The general well-being of British adolescents has been the topic of considerable debate in recent years, but too often this is based on myth rather than fact. Are today's young people more stressed, anxious, distressed or antisocial than they used to be? What does research evidence tell us about the adolescent experience today and how it has changed over time? And how do trends in adolescent well-being since the 1970s relate to changes in education, leisure, communities and family life in that time? This unique volume brings together the main findings from the Nuffield Foundation's Changing Adolescence Programme and explores how social change may affect young people's behaviour, mental health and transitions toward adulthood. As well as critiquing research evidence, which will be of interest to a wide academic audience, the book will inform the wider debate on this subject among policy makers and service providers, voluntary organisations and campaign groups.
Table of Contents
You are viewing the table of contents

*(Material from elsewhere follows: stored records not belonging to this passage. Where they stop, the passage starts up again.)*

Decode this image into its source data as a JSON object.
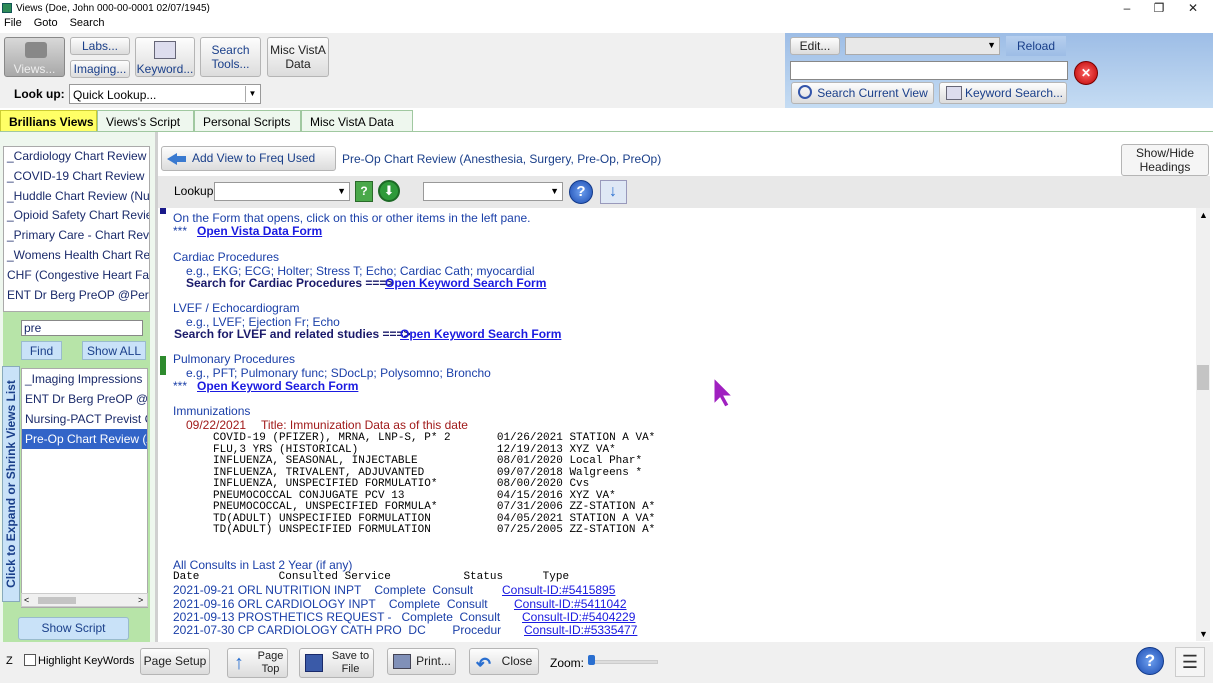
{
  "window": {
    "title": "Views (Doe, John  000-00-0001 02/07/1945)",
    "min": "–",
    "restore": "❐",
    "close": "✕"
  },
  "menu": [
    "File",
    "Goto",
    "Search"
  ],
  "toolbar": {
    "views": "Views...",
    "labs": "Labs...",
    "imaging": "Imaging...",
    "keyword": "Keyword...",
    "search_tools_1": "Search",
    "search_tools_2": "Tools...",
    "misc_1": "Misc VistA",
    "misc_2": "Data",
    "lookup_label": "Look up:",
    "lookup_value": "Quick Lookup..."
  },
  "right_panel": {
    "edit": "Edit...",
    "reload": "Reload",
    "search_current": "Search Current View",
    "keyword_search": "Keyword Search..."
  },
  "tabs": [
    "Brillians Views",
    "Views's Script",
    "Personal Scripts",
    "Misc VistA Data"
  ],
  "views_list": [
    "_Cardiology Chart Review",
    "_COVID-19 Chart Review",
    "_Huddle Chart Review (Nursi",
    "_Opioid Safety Chart Review",
    "_Primary Care - Chart Review",
    "_Womens Health Chart Revie",
    "CHF (Congestive Heart Fail C",
    "ENT Dr Berg PreOP @Person"
  ],
  "filter": {
    "value": "pre",
    "find": "Find",
    "show_all": "Show ALL"
  },
  "filtered_list": [
    "_Imaging Impressions",
    "ENT Dr Berg PreOP @Pe",
    "Nursing-PACT Previst Ch",
    "Pre-Op Chart Review (An"
  ],
  "vertical_label": "Click to Expand or Shrink Views List",
  "show_script": "Show Script",
  "view_header": {
    "add_freq": "Add View to Freq Used List",
    "view_title": "Pre-Op Chart Review (Anesthesia, Surgery, Pre-Op, PreOp)",
    "show_hide_1": "Show/Hide",
    "show_hide_2": "Headings",
    "lookup": "Lookup:"
  },
  "content": {
    "line0": "On the Form that opens, click on this or other items in the left pane.",
    "stars": "***",
    "open_vista": "Open Vista Data Form",
    "cardiac_head": "Cardiac Procedures",
    "cardiac_eg": "e.g., EKG; ECG; Holter; Stress T; Echo; Cardiac Cath; myocardial",
    "cardiac_search": "Search for Cardiac Procedures ===>",
    "open_keyword": "Open Keyword Search Form",
    "lvef_head": "LVEF / Echocardiogram",
    "lvef_eg": "e.g., LVEF; Ejection Fr; Echo",
    "lvef_search": "Search for LVEF and related studies ===>",
    "pulm_head": "Pulmonary Procedures",
    "pulm_eg": "e.g., PFT; Pulmonary func; SDocLp; Polysomno; Broncho",
    "imm_head": "Immunizations",
    "imm_date": "09/22/2021",
    "imm_title": "Title: Immunization Data as of this date",
    "imm_rows": [
      "COVID-19 (PFIZER), MRNA, LNP-S, P* 2       01/26/2021 STATION A VA*",
      "FLU,3 YRS (HISTORICAL)                     12/19/2013 XYZ VA*",
      "INFLUENZA, SEASONAL, INJECTABLE            08/01/2020 Local Phar*",
      "INFLUENZA, TRIVALENT, ADJUVANTED           09/07/2018 Walgreens *",
      "INFLUENZA, UNSPECIFIED FORMULATIO*         08/00/2020 Cvs",
      "PNEUMOCOCCAL CONJUGATE PCV 13              04/15/2016 XYZ VA*",
      "PNEUMOCOCCAL, UNSPECIFIED FORMULA*         07/31/2006 ZZ-STATION A*",
      "TD(ADULT) UNSPECIFIED FORMULATION          04/05/2021 STATION A VA*",
      "TD(ADULT) UNSPECIFIED FORMULATION          07/25/2005 ZZ-STATION A*"
    ],
    "consults_head": "All Consults in Last 2 Year (if any)",
    "consults_cols": "Date            Consulted Service           Status      Type",
    "consults": [
      {
        "text": "2021-09-21 ORL NUTRITION INPT    Complete  Consult",
        "id": "Consult-ID:#5415895"
      },
      {
        "text": "2021-09-16 ORL CARDIOLOGY INPT    Complete  Consult",
        "id": "Consult-ID:#5411042"
      },
      {
        "text": "2021-09-13 PROSTHETICS REQUEST -   Complete  Consult",
        "id": "Consult-ID:#5404229"
      },
      {
        "text": "2021-07-30 CP CARDIOLOGY CATH PRO  DC        Procedur",
        "id": "Consult-ID:#5335477"
      }
    ]
  },
  "bottom": {
    "z": "Z",
    "highlight": "Highlight KeyWords",
    "page_setup": "Page Setup",
    "page_top_1": "Page",
    "page_top_2": "Top",
    "save_1": "Save to",
    "save_2": "File",
    "print": "Print...",
    "close": "Close",
    "zoom": "Zoom:"
  }
}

You do not have access to this
on JSTOR. Try logging in through your institution for access.